07/23/2014 01:04 EDT | Updated 09/22/2014 05:59 EDT

Sask. woman braves jellyfish, big waves to swim English Channel

Nothing could stop Saskatchewan's Meghan Chisholm from swimming across the English Channel yesterday — not choppy water, not severe nausea, not even a school of stinging jellyfish.

The 19-year-old from Swift Current persevered through 48 kilometres of open water to become the first person from her province to achieve the feat.

"I started crying because I was happy," she said. "I was all bashed up. And I tried to stand up but I couldn't. So I was crawling on the rocks and rolling and finally when I stood up ... I wanted to scream but my voice and my throat was so sore."

A few minutes before 8 p.m. local time Tuesday, she emerged from the 18 C water close to Audresselles, France. But the 14-hour journey that started near Dover, England, was not an easy one, with a number of obstacles along the way.

Chisholm said she was about two hours into the swim when she felt nauseous. She threw up in the water several times, emptying her stomach.

There was choppy water, too, and at one point she was dealing with three-metre-high waves.

At around the half-way mark, Chisholm said, she heard her mother yelling from the boat that accompanied her on the journey.

"She was like, 'There's jellyfish!' and I look and I was like 'Oh my goodness!'" she told Morning Edition host Sheila Coles on Wednesday morning.

"I went through a school of jellyfish. It turns out one got me, brushed on my nose, one got me on my wrist, and on my thigh."

Cheered on by her family, who were waving the Canada, Saskatchewan and City of Swift Current flags, Chisholm soldiered on.

"I kept asking, 'How much longer? How much longer?" she said.

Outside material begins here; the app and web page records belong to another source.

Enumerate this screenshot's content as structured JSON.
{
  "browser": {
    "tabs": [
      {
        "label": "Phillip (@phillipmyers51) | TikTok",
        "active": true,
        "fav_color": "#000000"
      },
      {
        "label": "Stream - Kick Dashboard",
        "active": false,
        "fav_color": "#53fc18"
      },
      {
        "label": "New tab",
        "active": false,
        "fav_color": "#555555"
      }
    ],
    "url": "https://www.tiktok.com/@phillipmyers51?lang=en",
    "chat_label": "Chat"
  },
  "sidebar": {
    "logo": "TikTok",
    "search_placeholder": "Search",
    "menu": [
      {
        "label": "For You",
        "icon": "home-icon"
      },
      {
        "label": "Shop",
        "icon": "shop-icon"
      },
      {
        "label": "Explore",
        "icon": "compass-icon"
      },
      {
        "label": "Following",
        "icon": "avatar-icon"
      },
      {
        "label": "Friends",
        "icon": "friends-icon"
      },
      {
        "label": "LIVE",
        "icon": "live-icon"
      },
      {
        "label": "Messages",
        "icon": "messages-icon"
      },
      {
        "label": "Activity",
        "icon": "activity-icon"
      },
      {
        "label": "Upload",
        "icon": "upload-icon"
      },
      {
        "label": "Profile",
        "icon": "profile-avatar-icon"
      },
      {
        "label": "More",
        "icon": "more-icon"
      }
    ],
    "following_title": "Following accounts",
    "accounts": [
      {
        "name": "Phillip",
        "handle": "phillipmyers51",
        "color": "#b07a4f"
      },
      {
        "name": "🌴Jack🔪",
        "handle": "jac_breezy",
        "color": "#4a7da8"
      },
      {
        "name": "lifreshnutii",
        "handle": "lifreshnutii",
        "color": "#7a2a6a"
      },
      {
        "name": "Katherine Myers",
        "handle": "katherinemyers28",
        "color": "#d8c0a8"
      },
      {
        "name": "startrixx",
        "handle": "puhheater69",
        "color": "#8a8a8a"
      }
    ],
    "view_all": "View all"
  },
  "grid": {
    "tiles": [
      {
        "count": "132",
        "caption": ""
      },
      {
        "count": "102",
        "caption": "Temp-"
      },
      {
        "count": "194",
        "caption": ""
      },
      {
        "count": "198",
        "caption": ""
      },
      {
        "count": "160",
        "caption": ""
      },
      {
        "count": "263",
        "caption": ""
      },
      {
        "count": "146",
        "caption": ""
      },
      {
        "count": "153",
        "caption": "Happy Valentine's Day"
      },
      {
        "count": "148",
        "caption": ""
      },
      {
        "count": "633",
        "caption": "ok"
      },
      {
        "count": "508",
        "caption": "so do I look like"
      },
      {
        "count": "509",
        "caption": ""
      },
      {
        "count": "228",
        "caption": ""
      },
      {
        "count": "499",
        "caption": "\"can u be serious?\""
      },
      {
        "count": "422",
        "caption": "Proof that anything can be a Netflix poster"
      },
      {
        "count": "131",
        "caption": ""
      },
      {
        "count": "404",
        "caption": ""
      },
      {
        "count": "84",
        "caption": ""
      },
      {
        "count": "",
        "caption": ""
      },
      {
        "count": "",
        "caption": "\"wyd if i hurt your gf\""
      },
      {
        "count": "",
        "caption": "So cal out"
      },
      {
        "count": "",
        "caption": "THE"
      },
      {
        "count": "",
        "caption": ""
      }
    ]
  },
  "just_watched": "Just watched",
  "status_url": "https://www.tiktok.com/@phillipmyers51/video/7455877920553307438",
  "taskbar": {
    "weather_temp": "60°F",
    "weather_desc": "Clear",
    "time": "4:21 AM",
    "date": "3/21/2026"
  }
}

When she was told there was only about three kilometres to go, she knew she would make it.

French reception committee

As she emerged on the rocky shore, three French people came forward and welcomed her.

"They all stood there applauding," she said. 

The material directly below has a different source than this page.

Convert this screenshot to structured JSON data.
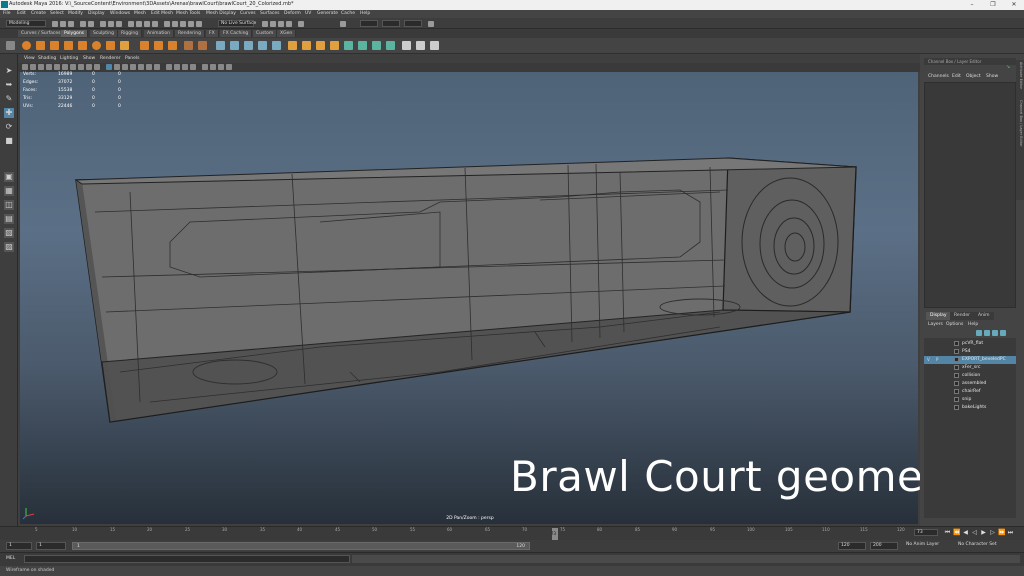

On Wednesday, Chisholm was back in England recovering from her ordeal. 

"My arms are really sore," she said.

She'll return to Saskatchewan where she plans to study nursing.

The soreness will fade, but not the memories of what she accomplished this week.

"It's just one of my dreams, one of my goals," she said. "What greater thing to do than to swim the Channel?"